> [Directions for this task] Your response should consist solely of the records, written out exactly.

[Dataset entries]
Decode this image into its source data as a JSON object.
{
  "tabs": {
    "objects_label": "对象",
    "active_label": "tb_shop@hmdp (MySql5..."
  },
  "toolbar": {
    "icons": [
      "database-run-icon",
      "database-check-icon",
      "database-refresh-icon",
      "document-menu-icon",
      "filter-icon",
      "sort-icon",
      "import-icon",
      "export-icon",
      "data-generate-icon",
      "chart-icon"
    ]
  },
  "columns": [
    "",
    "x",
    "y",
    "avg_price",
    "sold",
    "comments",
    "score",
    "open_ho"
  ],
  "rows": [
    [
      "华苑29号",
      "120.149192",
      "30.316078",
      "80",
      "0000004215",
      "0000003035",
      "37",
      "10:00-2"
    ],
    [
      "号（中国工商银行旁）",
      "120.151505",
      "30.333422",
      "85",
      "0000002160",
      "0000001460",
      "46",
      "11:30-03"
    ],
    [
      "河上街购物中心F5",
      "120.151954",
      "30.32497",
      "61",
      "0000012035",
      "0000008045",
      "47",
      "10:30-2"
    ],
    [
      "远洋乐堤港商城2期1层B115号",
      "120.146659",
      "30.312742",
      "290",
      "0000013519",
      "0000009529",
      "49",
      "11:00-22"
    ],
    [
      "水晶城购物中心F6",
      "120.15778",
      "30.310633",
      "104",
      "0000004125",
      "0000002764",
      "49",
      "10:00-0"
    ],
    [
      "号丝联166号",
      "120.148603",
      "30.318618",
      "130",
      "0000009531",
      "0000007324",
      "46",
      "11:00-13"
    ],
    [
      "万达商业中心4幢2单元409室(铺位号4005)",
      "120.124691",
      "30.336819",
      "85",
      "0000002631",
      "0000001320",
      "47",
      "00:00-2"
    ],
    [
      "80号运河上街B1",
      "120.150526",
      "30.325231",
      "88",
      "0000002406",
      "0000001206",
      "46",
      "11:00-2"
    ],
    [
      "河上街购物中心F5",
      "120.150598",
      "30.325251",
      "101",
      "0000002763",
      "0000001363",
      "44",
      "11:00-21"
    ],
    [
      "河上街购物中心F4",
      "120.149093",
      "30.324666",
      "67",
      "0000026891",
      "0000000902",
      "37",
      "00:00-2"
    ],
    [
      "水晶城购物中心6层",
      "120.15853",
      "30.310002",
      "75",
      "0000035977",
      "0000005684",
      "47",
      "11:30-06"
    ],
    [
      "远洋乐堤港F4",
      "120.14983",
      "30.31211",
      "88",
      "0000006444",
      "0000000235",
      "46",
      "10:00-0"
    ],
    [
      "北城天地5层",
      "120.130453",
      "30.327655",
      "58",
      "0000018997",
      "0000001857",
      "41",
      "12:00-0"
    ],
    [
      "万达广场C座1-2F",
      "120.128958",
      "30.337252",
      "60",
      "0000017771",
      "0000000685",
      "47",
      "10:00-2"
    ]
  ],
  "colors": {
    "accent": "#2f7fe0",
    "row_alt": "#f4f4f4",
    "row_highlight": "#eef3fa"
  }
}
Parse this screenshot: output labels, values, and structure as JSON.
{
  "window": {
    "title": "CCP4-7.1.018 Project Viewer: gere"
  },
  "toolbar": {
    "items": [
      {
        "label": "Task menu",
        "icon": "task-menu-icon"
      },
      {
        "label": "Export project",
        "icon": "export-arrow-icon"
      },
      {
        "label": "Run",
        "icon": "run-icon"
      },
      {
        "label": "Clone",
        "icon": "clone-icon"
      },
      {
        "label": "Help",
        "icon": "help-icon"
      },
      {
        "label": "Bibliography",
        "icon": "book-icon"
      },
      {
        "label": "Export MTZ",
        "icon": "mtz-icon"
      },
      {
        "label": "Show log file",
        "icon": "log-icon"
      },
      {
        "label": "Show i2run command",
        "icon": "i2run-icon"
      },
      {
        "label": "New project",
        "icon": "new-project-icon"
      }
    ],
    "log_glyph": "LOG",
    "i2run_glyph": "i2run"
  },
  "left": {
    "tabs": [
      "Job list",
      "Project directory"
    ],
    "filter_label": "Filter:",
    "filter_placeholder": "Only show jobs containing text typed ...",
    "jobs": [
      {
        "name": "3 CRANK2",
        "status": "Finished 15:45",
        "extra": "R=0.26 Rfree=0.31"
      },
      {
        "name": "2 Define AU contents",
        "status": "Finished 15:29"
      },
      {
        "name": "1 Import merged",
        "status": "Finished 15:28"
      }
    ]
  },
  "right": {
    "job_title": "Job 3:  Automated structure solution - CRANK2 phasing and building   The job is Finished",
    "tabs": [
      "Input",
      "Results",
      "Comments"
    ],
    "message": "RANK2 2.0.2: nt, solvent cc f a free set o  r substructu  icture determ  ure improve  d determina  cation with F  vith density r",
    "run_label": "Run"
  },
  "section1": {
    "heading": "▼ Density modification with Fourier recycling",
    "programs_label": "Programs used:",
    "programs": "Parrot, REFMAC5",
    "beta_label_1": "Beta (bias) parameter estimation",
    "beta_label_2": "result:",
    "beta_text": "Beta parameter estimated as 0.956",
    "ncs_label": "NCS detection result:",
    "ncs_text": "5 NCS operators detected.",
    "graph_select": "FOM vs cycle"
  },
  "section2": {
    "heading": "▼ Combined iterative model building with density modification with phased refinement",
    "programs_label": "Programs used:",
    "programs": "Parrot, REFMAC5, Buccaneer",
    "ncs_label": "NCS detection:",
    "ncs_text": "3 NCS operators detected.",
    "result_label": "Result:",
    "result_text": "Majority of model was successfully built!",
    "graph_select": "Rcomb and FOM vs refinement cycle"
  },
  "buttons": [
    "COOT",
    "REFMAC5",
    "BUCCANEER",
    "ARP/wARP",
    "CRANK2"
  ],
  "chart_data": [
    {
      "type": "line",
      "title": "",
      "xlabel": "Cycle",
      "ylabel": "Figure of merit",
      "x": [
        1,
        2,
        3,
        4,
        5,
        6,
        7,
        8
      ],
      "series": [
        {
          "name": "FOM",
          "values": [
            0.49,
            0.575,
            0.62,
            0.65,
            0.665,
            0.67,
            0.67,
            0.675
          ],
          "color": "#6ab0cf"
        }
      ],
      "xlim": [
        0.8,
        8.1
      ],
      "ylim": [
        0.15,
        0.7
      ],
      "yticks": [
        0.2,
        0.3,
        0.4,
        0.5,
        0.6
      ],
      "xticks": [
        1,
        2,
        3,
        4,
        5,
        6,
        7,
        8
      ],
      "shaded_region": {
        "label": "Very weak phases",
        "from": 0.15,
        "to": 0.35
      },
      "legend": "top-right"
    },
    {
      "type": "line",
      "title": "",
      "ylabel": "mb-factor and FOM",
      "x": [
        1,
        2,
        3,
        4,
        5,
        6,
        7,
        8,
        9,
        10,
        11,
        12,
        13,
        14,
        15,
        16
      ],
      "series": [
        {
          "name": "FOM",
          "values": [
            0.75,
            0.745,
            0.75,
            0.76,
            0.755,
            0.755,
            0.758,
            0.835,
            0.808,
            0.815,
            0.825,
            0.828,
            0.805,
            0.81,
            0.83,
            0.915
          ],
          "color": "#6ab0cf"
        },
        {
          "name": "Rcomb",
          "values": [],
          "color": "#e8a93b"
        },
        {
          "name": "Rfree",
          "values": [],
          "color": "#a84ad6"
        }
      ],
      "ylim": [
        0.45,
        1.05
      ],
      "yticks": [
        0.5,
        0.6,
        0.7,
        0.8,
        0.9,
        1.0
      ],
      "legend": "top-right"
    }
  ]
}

> [Exercise solution]
Decode this image into its source data as a JSON object.
{
  "tabs": {
    "objects_label": "对象",
    "active_label": "tb_shop@hmdp (MySql5..."
  },
  "toolbar": {
    "icons": [
      "database-run-icon",
      "database-check-icon",
      "database-refresh-icon",
      "document-menu-icon",
      "filter-icon",
      "sort-icon",
      "import-icon",
      "export-icon",
      "data-generate-icon",
      "chart-icon"
    ]
  },
  "columns": [
    "",
    "x",
    "y",
    "avg_price",
    "sold",
    "comments",
    "score",
    "open_ho"
  ],
  "rows": [
    [
      "华苑29号",
      "120.149192",
      "30.316078",
      "80",
      "0000004215",
      "0000003035",
      "37",
      "10:00-2"
    ],
    [
      "号（中国工商银行旁）",
      "120.151505",
      "30.333422",
      "85",
      "0000002160",
      "0000001460",
      "46",
      "11:30-03"
    ],
    [
      "河上街购物中心F5",
      "120.151954",
      "30.32497",
      "61",
      "0000012035",
      "0000008045",
      "47",
      "10:30-2"
    ],
    [
      "远洋乐堤港商城2期1层B115号",
      "120.146659",
      "30.312742",
      "290",
      "0000013519",
      "0000009529",
      "49",
      "11:00-22"
    ],
    [
      "水晶城购物中心F6",
      "120.15778",
      "30.310633",
      "104",
      "0000004125",
      "0000002764",
      "49",
      "10:00-0"
    ],
    [
      "号丝联166号",
      "120.148603",
      "30.318618",
      "130",
      "0000009531",
      "0000007324",
      "46",
      "11:00-13"
    ],
    [
      "万达商业中心4幢2单元409室(铺位号4005)",
      "120.124691",
      "30.336819",
      "85",
      "0000002631",
      "0000001320",
      "47",
      "00:00-2"
    ],
    [
      "80号运河上街B1",
      "120.150526",
      "30.325231",
      "88",
      "0000002406",
      "0000001206",
      "46",
      "11:00-2"
    ],
    [
      "河上街购物中心F5",
      "120.150598",
      "30.325251",
      "101",
      "0000002763",
      "0000001363",
      "44",
      "11:00-21"
    ],
    [
      "河上街购物中心F4",
      "120.149093",
      "30.324666",
      "67",
      "0000026891",
      "0000000902",
      "37",
      "00:00-2"
    ],
    [
      "水晶城购物中心6层",
      "120.15853",
      "30.310002",
      "75",
      "0000035977",
      "0000005684",
      "47",
      "11:30-06"
    ],
    [
      "远洋乐堤港F4",
      "120.14983",
      "30.31211",
      "88",
      "0000006444",
      "0000000235",
      "46",
      "10:00-0"
    ],
    [
      "北城天地5层",
      "120.130453",
      "30.327655",
      "58",
      "0000018997",
      "0000001857",
      "41",
      "12:00-0"
    ],
    [
      "万达广场C座1-2F",
      "120.128958",
      "30.337252",
      "60",
      "0000017771",
      "0000000685",
      "47",
      "10:00-2"
    ]
  ],
  "colors": {
    "accent": "#2f7fe0",
    "row_alt": "#f4f4f4",
    "row_highlight": "#eef3fa"
  }
}
Parse this screenshot: output labels, values, and structure as JSON.
{
  "window": {
    "title": "CCP4-7.1.018 Project Viewer: gere"
  },
  "toolbar": {
    "items": [
      {
        "label": "Task menu",
        "icon": "task-menu-icon"
      },
      {
        "label": "Export project",
        "icon": "export-arrow-icon"
      },
      {
        "label": "Run",
        "icon": "run-icon"
      },
      {
        "label": "Clone",
        "icon": "clone-icon"
      },
      {
        "label": "Help",
        "icon": "help-icon"
      },
      {
        "label": "Bibliography",
        "icon": "book-icon"
      },
      {
        "label": "Export MTZ",
        "icon": "mtz-icon"
      },
      {
        "label": "Show log file",
        "icon": "log-icon"
      },
      {
        "label": "Show i2run command",
        "icon": "i2run-icon"
      },
      {
        "label": "New project",
        "icon": "new-project-icon"
      }
    ],
    "log_glyph": "LOG",
    "i2run_glyph": "i2run"
  },
  "left": {
    "tabs": [
      "Job list",
      "Project directory"
    ],
    "filter_label": "Filter:",
    "filter_placeholder": "Only show jobs containing text typed ...",
    "jobs": [
      {
        "name": "3 CRANK2",
        "status": "Finished 15:45",
        "extra": "R=0.26 Rfree=0.31"
      },
      {
        "name": "2 Define AU contents",
        "status": "Finished 15:29"
      },
      {
        "name": "1 Import merged",
        "status": "Finished 15:28"
      }
    ]
  },
  "right": {
    "job_title": "Job 3:  Automated structure solution - CRANK2 phasing and building   The job is Finished",
    "tabs": [
      "Input",
      "Results",
      "Comments"
    ],
    "message": "RANK2 2.0.2: nt, solvent cc f a free set o  r substructu  icture determ  ure improve  d determina  cation with F  vith density r",
    "run_label": "Run"
  },
  "section1": {
    "heading": "▼ Density modification with Fourier recycling",
    "programs_label": "Programs used:",
    "programs": "Parrot, REFMAC5",
    "beta_label_1": "Beta (bias) parameter estimation",
    "beta_label_2": "result:",
    "beta_text": "Beta parameter estimated as 0.956",
    "ncs_label": "NCS detection result:",
    "ncs_text": "5 NCS operators detected.",
    "graph_select": "FOM vs cycle"
  },
  "section2": {
    "heading": "▼ Combined iterative model building with density modification with phased refinement",
    "programs_label": "Programs used:",
    "programs": "Parrot, REFMAC5, Buccaneer",
    "ncs_label": "NCS detection:",
    "ncs_text": "3 NCS operators detected.",
    "result_label": "Result:",
    "result_text": "Majority of model was successfully built!",
    "graph_select": "Rcomb and FOM vs refinement cycle"
  },
  "buttons": [
    "COOT",
    "REFMAC5",
    "BUCCANEER",
    "ARP/wARP",
    "CRANK2"
  ],
  "chart_data": [
    {
      "type": "line",
      "title": "",
      "xlabel": "Cycle",
      "ylabel": "Figure of merit",
      "x": [
        1,
        2,
        3,
        4,
        5,
        6,
        7,
        8
      ],
      "series": [
        {
          "name": "FOM",
          "values": [
            0.49,
            0.575,
            0.62,
            0.65,
            0.665,
            0.67,
            0.67,
            0.675
          ],
          "color": "#6ab0cf"
        }
      ],
      "xlim": [
        0.8,
        8.1
      ],
      "ylim": [
        0.15,
        0.7
      ],
      "yticks": [
        0.2,
        0.3,
        0.4,
        0.5,
        0.6
      ],
      "xticks": [
        1,
        2,
        3,
        4,
        5,
        6,
        7,
        8
      ],
      "shaded_region": {
        "label": "Very weak phases",
        "from": 0.15,
        "to": 0.35
      },
      "legend": "top-right"
    },
    {
      "type": "line",
      "title": "",
      "ylabel": "mb-factor and FOM",
      "x": [
        1,
        2,
        3,
        4,
        5,
        6,
        7,
        8,
        9,
        10,
        11,
        12,
        13,
        14,
        15,
        16
      ],
      "series": [
        {
          "name": "FOM",
          "values": [
            0.75,
            0.745,
            0.75,
            0.76,
            0.755,
            0.755,
            0.758,
            0.835,
            0.808,
            0.815,
            0.825,
            0.828,
            0.805,
            0.81,
            0.83,
            0.915
          ],
          "color": "#6ab0cf"
        },
        {
          "name": "Rcomb",
          "values": [],
          "color": "#e8a93b"
        },
        {
          "name": "Rfree",
          "values": [],
          "color": "#a84ad6"
        }
      ],
      "ylim": [
        0.45,
        1.05
      ],
      "yticks": [
        0.5,
        0.6,
        0.7,
        0.8,
        0.9,
        1.0
      ],
      "legend": "top-right"
    }
  ]
}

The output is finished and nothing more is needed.